A research study out of McGill University has shown that the game Tetris makes the eyes work in a complimentary fashion and distributes different information between the two eyes. Essentially, this forces both eyes to cooperate, rather than have one dominant over the other.

"The key to improving vision for adults, who currently have no other treatment options, was to set up conditions that would enable the two eyes to cooperate for the first time in a given task," says Dr. Robert Hess, senior author of the paper and Director of Research Department of Ophthalmology at the RI-MUHC and at McGill University.

Dr. Hess discussed that even though the adult brain is set in its ways, it still has plasticity and can readjust certain behaviors that were thought hardwired by adulthood.

Dr. Hess with a patient using 'Tetris therapy' to improve lazy eye. Credit: McGill University

"Using head-mounted video goggles we were able to display the game dichoptically, where one eye was allowed to see only the falling objects, and the other eye was allowed to see only the ground plane objects," explained Dr. Hess, director of McGill Vision Research. "Forcing the eyes to work together, we believed, would improve vision in the lazy eye."

The researchers tested 18 adults with some form of lazy eye, amblyopia. Nine of the participants played the with only their weak eye and the other nine played the game where each eye saw only separate parts of the game. After two weeks, the players that used both eyes showed dramatic improvement in the vision of the weaker eye and 3-dimensional vision (that is reliant on both eyes working together for depth perception).

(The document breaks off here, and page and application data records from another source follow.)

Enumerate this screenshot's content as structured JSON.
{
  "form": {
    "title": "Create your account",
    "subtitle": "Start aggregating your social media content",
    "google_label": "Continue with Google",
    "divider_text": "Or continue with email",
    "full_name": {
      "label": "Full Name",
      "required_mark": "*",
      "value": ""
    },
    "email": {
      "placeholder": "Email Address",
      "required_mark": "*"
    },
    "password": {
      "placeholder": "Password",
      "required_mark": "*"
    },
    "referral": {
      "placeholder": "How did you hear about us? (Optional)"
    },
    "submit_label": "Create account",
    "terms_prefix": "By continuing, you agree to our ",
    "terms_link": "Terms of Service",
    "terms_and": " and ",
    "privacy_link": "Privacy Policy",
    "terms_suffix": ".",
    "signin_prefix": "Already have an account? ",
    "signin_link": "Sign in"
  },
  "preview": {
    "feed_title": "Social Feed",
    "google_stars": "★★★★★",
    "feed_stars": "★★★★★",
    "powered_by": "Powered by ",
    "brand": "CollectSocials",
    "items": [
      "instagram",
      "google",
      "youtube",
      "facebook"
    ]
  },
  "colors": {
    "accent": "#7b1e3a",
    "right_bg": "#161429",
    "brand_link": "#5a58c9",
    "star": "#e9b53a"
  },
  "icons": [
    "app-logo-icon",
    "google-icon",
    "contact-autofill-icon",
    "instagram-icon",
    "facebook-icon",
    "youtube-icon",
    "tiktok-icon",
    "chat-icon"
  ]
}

A trial to test the suitability of the treatment in children will be undertaken later this year.

The study is published in the journal Current Biology and can be found here.